(Page and application data records)
■ ■ ■ ■ ■ ■ ■
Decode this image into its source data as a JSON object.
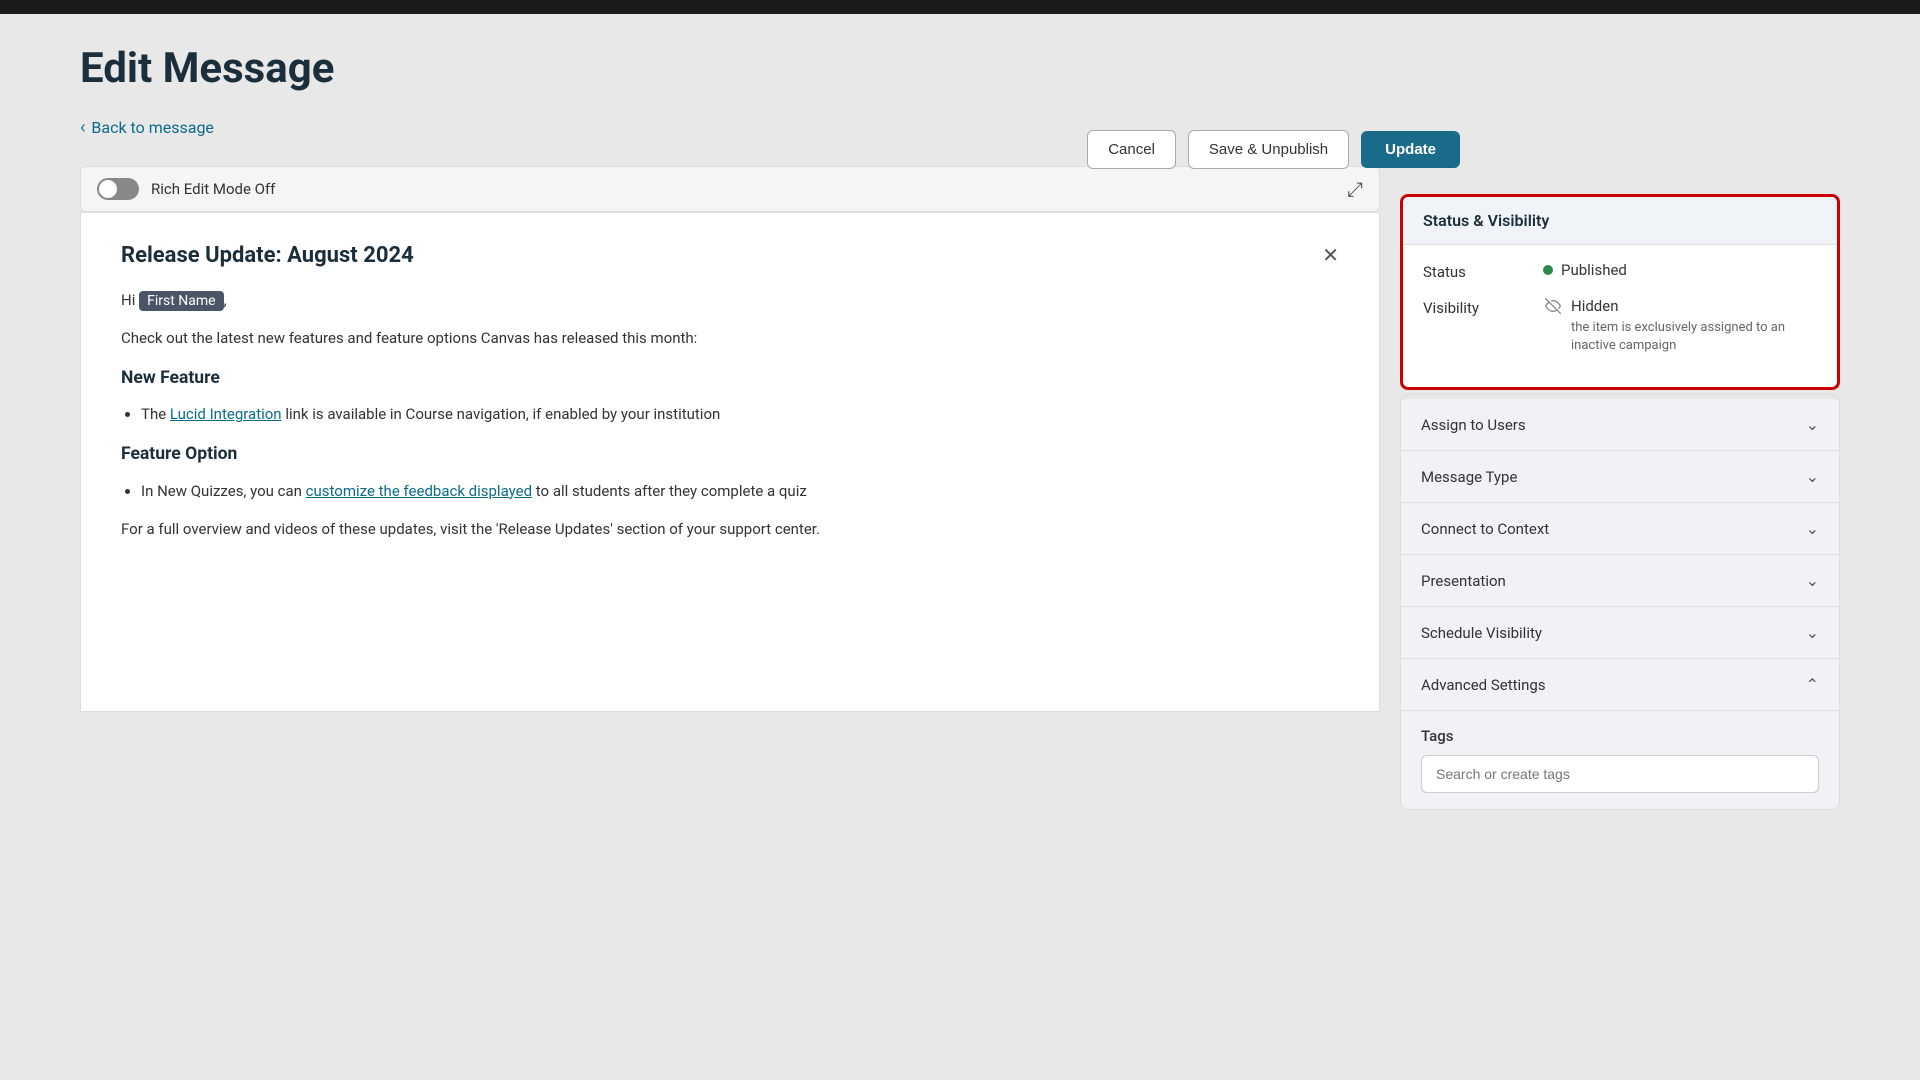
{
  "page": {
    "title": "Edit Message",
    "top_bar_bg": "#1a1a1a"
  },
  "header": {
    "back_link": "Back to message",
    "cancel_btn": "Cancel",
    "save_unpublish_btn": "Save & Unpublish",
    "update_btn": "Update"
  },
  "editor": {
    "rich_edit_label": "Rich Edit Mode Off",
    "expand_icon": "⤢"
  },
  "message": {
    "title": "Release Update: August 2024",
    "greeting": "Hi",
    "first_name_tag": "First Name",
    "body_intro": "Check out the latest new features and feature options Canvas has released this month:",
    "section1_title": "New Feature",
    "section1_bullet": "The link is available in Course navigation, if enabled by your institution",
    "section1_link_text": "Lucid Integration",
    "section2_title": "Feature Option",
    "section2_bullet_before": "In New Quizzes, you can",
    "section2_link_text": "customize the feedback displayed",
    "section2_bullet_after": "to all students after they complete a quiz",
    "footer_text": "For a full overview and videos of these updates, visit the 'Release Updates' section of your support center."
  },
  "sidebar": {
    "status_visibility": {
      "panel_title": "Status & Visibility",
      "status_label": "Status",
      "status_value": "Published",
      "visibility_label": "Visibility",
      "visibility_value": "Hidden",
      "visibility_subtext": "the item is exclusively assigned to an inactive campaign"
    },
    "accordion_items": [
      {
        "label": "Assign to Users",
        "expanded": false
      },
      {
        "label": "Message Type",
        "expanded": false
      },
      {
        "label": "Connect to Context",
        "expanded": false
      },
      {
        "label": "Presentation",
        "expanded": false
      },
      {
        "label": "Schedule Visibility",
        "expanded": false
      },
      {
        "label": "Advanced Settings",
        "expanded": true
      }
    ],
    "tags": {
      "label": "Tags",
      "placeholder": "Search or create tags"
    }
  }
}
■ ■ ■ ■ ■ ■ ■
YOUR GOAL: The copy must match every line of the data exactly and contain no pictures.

COMPLETED EXERCISE:
Decode this image into its source data as a JSON object.
{
  "page": {
    "title": "Edit Message",
    "top_bar_bg": "#1a1a1a"
  },
  "header": {
    "back_link": "Back to message",
    "cancel_btn": "Cancel",
    "save_unpublish_btn": "Save & Unpublish",
    "update_btn": "Update"
  },
  "editor": {
    "rich_edit_label": "Rich Edit Mode Off",
    "expand_icon": "⤢"
  },
  "message": {
    "title": "Release Update: August 2024",
    "greeting": "Hi",
    "first_name_tag": "First Name",
    "body_intro": "Check out the latest new features and feature options Canvas has released this month:",
    "section1_title": "New Feature",
    "section1_bullet": "The link is available in Course navigation, if enabled by your institution",
    "section1_link_text": "Lucid Integration",
    "section2_title": "Feature Option",
    "section2_bullet_before": "In New Quizzes, you can",
    "section2_link_text": "customize the feedback displayed",
    "section2_bullet_after": "to all students after they complete a quiz",
    "footer_text": "For a full overview and videos of these updates, visit the 'Release Updates' section of your support center."
  },
  "sidebar": {
    "status_visibility": {
      "panel_title": "Status & Visibility",
      "status_label": "Status",
      "status_value": "Published",
      "visibility_label": "Visibility",
      "visibility_value": "Hidden",
      "visibility_subtext": "the item is exclusively assigned to an inactive campaign"
    },
    "accordion_items": [
      {
        "label": "Assign to Users",
        "expanded": false
      },
      {
        "label": "Message Type",
        "expanded": false
      },
      {
        "label": "Connect to Context",
        "expanded": false
      },
      {
        "label": "Presentation",
        "expanded": false
      },
      {
        "label": "Schedule Visibility",
        "expanded": false
      },
      {
        "label": "Advanced Settings",
        "expanded": true
      }
    ],
    "tags": {
      "label": "Tags",
      "placeholder": "Search or create tags"
    }
  }
}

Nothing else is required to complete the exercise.